Written by Mike Graham, product manager for CHAUVET Professional
LED technology brought many advancements to the lighting world. The ability to use 30 COLORado 1 units off of one 20Amp circuit is amazing and was unheard of until a few short years ago. Who would have thought that we could stop changing lamps and cutting gel for PAR cans? LED technology has left us with a few problems though, one of which is measuring the brightness of its light products.
1. Did you know? While lux and lumen readings depend on seeing a full spectrum of visible light, LED fixtures do not produce the full spectrum. They only produce spikes of color. Those spikes reside in the red, green and blue zones of the color spectrum. This causes light meters to give inaccurate readings due to the missing information.
2. Know how to read the lux. When comparing the lux of a PAR 56 MFL and a COLORado 1, for example, the problem becomes apparent. At full white, the PAR 56 is 17,800 lux at 1m, while the COLORado 1 with a 15-degree lens is 11,862 lux. The difference can be attributed to the missing portions of the spectrum. When you look at individual color, the truth comes out. In red, for example, the COLORado 1 is 4,045 lux. The PAR 56 is 2,560 lux. Now we can start to see the misleading lux readings. The LED fixture is going to be brighter in the red, green and blue because those are native colors to the light. The PAR 56 must have a gel added to create these colors.

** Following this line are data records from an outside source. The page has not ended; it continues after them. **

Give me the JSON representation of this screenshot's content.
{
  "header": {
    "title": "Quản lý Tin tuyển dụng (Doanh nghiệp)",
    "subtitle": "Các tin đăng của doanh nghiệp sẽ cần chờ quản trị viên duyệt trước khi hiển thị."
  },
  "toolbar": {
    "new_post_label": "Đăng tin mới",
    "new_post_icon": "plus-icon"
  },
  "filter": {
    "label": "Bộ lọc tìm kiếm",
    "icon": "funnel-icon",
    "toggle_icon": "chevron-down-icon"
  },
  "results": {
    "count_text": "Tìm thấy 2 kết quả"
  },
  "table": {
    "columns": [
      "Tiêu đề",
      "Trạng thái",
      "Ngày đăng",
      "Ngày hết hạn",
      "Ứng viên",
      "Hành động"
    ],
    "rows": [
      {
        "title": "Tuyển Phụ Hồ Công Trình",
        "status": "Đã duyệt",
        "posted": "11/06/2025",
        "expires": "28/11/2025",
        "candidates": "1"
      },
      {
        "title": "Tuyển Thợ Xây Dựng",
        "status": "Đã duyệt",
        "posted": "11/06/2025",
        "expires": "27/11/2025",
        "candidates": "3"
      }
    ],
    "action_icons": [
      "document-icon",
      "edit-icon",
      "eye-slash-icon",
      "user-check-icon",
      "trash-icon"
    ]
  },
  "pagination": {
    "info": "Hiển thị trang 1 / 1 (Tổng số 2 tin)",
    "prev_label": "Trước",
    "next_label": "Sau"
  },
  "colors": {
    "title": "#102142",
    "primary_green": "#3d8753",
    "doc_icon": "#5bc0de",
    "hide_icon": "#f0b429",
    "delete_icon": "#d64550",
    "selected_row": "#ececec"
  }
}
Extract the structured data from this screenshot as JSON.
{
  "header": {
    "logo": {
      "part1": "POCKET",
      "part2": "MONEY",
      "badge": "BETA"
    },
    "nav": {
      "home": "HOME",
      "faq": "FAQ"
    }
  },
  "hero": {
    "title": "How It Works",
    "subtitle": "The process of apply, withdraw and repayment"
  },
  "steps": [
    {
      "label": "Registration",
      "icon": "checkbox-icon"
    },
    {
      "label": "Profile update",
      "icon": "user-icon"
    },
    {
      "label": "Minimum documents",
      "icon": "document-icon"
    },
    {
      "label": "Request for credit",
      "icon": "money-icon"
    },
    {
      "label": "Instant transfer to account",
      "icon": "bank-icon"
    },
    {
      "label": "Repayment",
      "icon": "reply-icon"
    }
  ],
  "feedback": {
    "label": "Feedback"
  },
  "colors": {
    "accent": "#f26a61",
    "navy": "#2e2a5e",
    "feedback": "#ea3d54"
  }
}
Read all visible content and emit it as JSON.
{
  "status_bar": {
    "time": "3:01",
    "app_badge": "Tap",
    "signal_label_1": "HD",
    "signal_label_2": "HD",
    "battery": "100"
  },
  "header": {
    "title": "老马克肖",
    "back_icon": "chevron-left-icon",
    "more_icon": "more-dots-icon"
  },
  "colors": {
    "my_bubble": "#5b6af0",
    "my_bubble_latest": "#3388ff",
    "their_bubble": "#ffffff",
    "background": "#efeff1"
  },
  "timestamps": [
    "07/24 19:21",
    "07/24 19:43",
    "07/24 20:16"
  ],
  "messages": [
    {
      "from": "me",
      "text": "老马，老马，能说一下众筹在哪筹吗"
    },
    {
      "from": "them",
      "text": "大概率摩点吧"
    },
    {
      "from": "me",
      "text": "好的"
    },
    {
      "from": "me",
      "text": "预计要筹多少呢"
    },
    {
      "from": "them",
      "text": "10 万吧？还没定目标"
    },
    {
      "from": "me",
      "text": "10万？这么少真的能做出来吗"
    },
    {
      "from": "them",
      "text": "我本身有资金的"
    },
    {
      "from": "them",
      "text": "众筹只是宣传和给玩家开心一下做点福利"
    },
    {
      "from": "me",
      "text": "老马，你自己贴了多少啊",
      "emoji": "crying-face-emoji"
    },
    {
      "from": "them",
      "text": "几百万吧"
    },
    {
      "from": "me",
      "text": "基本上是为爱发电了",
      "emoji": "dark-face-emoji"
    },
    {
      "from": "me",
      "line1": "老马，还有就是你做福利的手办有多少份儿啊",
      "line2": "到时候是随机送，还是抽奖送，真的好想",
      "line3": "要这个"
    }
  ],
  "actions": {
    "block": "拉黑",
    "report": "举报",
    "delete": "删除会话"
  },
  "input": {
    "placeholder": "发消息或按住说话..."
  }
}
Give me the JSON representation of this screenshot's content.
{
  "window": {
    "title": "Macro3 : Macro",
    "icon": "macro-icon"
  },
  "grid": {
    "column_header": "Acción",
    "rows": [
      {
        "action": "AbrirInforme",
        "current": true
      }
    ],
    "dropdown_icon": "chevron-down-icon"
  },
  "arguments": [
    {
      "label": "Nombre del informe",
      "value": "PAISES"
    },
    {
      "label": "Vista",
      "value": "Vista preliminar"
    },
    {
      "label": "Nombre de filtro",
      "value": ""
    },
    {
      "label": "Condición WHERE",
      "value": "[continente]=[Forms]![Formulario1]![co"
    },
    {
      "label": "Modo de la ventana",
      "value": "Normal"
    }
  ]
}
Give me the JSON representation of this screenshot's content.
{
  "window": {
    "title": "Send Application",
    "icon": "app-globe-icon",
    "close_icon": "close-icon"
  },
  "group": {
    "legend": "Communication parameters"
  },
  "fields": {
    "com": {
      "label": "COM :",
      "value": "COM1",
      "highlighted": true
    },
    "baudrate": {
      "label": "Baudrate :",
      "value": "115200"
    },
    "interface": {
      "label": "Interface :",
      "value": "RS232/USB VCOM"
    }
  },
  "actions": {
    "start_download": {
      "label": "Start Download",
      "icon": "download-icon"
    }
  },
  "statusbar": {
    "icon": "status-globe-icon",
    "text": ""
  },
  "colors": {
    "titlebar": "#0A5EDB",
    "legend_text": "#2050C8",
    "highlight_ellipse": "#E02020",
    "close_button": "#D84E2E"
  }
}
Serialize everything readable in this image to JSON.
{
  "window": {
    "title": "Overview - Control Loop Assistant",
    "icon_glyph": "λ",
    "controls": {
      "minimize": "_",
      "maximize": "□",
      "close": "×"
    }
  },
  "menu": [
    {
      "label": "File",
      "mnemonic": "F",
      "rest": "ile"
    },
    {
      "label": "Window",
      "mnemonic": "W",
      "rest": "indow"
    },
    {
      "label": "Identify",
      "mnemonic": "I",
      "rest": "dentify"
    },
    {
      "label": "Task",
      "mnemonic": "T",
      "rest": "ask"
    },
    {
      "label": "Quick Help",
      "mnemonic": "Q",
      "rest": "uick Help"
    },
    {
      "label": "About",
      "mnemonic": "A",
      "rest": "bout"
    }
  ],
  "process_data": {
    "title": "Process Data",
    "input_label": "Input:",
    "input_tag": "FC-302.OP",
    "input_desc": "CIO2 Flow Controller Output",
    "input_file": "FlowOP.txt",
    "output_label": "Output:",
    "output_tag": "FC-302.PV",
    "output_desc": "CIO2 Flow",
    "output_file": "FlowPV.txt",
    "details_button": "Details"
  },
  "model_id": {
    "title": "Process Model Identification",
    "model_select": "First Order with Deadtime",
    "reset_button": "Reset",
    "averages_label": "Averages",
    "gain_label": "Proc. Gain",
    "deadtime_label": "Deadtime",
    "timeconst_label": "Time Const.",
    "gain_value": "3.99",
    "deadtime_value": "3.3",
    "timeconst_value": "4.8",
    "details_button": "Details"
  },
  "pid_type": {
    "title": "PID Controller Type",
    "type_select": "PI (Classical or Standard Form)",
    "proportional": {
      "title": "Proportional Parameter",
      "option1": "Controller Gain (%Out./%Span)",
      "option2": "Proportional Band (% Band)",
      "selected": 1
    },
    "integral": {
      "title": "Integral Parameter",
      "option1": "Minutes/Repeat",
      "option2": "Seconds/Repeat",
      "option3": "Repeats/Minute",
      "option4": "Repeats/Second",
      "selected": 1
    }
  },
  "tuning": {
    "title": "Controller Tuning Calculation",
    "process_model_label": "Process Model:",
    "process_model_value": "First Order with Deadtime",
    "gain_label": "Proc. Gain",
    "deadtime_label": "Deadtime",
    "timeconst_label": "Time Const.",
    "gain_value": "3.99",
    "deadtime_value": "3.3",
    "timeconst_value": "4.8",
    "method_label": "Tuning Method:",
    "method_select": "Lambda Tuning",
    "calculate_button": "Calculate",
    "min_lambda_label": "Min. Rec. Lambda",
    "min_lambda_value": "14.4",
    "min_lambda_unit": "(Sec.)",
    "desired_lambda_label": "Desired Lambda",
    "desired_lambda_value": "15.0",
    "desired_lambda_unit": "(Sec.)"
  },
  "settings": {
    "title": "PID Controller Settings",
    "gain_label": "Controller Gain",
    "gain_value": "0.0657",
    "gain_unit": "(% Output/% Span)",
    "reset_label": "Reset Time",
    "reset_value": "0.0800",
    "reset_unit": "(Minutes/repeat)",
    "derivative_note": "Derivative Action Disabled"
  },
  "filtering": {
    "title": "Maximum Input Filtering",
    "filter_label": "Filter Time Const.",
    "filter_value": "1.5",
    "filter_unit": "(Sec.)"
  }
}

3. Conclusion. The moral of the story is to be careful when looking at the lux readings of LED fixtures. Lux readings are not the whole story and most likely were taken when the fixture had all of the LEDs on. When you have clients who demand the old PAR can because the lux is higher, let them know that it’s not all about the lux – their eyes should be the judge.